||Distemper, Parvovirus, Hepatitis, Parainfluenza, Corona Virus, Bordetella
||Distemper, Parvovirus, Hepatitis, Leptospirosis, Parainfluenza, Corona Virus, Bordetella
||Distemper, Parvovirus, Hepatitis, Leptospirosis, Parainfluenza, Corona Virus, Bordetella, Lyme, Rabies
||Distemper, Parvo, Hepatitis, Leptospirosis, Parainfluenza, Corona Virus, Bordetella, Lyme, Rabies
When should my puppy be spayed or neutered? (Return to Top)
The safest age to neuter your puppy is at six months. If the surgery is done at this time, you can greatly reduce risk of health problems later in the dogs' life. Having the surgery done earlier than six months is not necessary. Discuss your questions about the procedure with your vet. Why should my puppy be spayed or neutered? In female dogs, spaying prevents uterine infections (pyometra, which not caught in time is fatal), false pregnancy, ovarian tumors, uterine tumors and unwanted pregnancy. It also reduces risk of mammary tumors and vaginal tumors. A common misconception is that a female should have at least one litter prior to being spayed. This is absolutely false!!!! She will not miss out on motherhood. Instead, she will be at increased risk of all the above mentioned health problems after just one litter.

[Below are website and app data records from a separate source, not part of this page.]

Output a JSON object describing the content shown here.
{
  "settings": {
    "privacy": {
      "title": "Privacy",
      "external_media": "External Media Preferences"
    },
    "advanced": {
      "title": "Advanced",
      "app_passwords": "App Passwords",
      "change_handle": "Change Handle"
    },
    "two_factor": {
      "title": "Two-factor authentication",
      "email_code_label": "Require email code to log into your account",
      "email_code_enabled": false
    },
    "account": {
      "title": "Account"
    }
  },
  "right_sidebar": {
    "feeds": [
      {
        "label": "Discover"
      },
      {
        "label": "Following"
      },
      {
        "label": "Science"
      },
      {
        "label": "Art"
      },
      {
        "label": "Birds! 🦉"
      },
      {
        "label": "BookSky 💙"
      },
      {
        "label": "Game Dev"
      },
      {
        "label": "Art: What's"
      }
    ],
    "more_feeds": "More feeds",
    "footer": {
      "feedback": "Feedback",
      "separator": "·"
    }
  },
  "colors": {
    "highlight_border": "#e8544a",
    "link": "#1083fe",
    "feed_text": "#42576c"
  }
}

In males, neutering reduces risk of prostate cancer and prevents testicular tumors. Many behavior problems in males can be reduced including roaming tendencies, inappropriate urination and other destructive behaviors.